Dataset rows for apps and sites
►

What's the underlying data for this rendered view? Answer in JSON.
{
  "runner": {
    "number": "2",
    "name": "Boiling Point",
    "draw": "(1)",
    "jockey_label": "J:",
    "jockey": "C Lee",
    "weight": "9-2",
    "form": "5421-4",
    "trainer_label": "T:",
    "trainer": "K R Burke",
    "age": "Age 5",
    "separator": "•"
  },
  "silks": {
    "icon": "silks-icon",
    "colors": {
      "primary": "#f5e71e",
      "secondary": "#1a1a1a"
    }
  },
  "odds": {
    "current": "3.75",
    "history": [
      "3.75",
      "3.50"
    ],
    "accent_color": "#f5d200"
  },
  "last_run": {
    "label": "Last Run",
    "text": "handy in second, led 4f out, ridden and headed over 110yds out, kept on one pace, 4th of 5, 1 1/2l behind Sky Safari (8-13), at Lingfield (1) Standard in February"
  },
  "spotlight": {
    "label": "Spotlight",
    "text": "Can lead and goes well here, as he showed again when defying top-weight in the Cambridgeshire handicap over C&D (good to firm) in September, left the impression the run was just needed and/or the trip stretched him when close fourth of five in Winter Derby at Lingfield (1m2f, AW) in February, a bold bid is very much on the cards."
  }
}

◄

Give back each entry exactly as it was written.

Solution below:
What's the underlying data for this rendered view? Answer in JSON.
{
  "runner": {
    "number": "2",
    "name": "Boiling Point",
    "draw": "(1)",
    "jockey_label": "J:",
    "jockey": "C Lee",
    "weight": "9-2",
    "form": "5421-4",
    "trainer_label": "T:",
    "trainer": "K R Burke",
    "age": "Age 5",
    "separator": "•"
  },
  "silks": {
    "icon": "silks-icon",
    "colors": {
      "primary": "#f5e71e",
      "secondary": "#1a1a1a"
    }
  },
  "odds": {
    "current": "3.75",
    "history": [
      "3.75",
      "3.50"
    ],
    "accent_color": "#f5d200"
  },
  "last_run": {
    "label": "Last Run",
    "text": "handy in second, led 4f out, ridden and headed over 110yds out, kept on one pace, 4th of 5, 1 1/2l behind Sky Safari (8-13), at Lingfield (1) Standard in February"
  },
  "spotlight": {
    "label": "Spotlight",
    "text": "Can lead and goes well here, as he showed again when defying top-weight in the Cambridgeshire handicap over C&D (good to firm) in September, left the impression the run was just needed and/or the trip stretched him when close fourth of five in Winter Derby at Lingfield (1m2f, AW) in February, a bold bid is very much on the cards."
  }
}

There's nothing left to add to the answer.